From growing food crops, to herding livestock, to growing crops for things like paper and rope, agriculture represents one of the largest expenditures of energy in modern society. As such, it is also one of the largest producers of greenhouse gases. Techniques to reduce energy costs and emissions from agriculture could have a huge impact on our contribution to climate change.
Agriculture, specifically the growing of plant crops, also represents one of the most reliable methods for pulling CO2 out of the atmosphere—via photosynthesis. If that surface carbon can then be removed from the carbon cycle, agriculture could be an important method of sequestration.
Tortilla chips made out of crickets
The Eat Chirps company has developed food made from insects that looks and tastes just like one of America’s favorite snack foods. They’re high in protein, low in fat (for tortilla chips), and good for the environment.
Organic insect farming: Bug burgers!
Locusta (grasshopper), Tenebrio (mealworm), Acheta (cricket) and many other delicious insects are regularly consumed by more than 2 billion people already today – for excellent reasons.
Other Agricultural Techniques
These ideas may be out of reach for a school project but could be feasible if scaled down. For example, could the idea of limited-spectrum LED lights inspire you to build and test a prototype in your home that allows you to grow and harvest a herb garden?
Limited-spectrum LEDs for indoor farming
Indoor farming reduces water wasted through evaporation and irrigation, reduces the need for pesticides, and allows for year-round food production. It also means that, in theory, food can be grown near or even in the cities where most of it is consumed.
Beetle wing casings to make plastic
A Dutch designer has developed a way to convert beetle wing casings—made mostly of chitin—into a kind of bioplastic. With efforts underway to try to develop ways to farm insects for food, chitin-based plastics could turn out to be a major part of manufacturing in the future.
Using fungus to create a variety of materials
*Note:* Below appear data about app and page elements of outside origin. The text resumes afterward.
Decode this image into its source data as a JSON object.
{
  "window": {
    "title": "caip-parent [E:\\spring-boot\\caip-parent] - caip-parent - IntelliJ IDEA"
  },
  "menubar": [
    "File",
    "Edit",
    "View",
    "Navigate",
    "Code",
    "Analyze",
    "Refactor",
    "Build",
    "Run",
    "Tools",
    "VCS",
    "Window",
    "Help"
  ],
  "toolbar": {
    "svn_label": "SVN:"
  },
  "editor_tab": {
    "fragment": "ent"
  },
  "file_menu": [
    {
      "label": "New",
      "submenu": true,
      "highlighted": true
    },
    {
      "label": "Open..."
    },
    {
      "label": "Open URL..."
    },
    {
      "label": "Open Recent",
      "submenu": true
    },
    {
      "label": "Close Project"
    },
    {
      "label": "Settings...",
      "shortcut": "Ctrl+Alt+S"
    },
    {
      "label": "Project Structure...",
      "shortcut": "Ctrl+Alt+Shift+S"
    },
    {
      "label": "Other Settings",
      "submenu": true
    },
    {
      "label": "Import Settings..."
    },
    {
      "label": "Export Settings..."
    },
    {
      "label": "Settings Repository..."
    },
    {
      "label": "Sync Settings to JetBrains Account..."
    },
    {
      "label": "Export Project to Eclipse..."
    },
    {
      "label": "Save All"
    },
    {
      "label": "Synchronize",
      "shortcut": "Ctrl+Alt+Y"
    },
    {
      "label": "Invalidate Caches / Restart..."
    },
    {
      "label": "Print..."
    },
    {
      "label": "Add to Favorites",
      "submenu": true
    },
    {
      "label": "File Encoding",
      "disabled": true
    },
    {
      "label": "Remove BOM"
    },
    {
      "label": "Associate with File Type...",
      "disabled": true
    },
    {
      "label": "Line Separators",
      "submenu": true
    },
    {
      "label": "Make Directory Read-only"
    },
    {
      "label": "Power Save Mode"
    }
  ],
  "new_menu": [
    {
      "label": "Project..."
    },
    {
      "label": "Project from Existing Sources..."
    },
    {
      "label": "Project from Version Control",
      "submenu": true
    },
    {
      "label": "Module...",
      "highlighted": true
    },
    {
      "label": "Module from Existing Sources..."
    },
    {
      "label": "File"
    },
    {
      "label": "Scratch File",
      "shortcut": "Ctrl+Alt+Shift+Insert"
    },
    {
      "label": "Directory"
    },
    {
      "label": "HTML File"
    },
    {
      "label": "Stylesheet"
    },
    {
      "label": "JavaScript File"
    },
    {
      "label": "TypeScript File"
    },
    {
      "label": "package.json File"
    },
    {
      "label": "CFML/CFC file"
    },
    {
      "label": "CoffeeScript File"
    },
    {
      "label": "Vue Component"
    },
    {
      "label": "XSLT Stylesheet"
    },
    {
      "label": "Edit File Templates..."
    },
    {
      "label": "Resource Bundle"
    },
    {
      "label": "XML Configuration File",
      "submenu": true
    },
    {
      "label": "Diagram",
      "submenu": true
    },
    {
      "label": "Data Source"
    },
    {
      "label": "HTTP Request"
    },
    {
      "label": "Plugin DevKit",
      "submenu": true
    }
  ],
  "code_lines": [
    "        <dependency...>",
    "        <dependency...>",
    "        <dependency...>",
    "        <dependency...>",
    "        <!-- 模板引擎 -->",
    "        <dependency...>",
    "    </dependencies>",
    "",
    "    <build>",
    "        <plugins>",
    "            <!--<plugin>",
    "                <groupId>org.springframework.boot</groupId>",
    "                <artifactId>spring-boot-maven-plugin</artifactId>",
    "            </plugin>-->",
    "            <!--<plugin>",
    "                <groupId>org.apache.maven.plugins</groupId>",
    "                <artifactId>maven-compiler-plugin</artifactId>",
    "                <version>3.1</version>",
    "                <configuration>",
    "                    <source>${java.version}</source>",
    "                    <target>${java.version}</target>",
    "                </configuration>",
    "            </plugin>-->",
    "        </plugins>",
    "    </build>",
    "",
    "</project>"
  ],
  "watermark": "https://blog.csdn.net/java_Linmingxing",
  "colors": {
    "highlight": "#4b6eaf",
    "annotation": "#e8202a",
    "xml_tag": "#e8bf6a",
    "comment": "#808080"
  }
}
This company uses mushrooms grown in molds to create materials for packaging, insulation, car parts, structural building materials, and even surfboards. Not only does their product require relatively little energy to create, it replaces other, more energy-intensive products, and has a wide range of applications.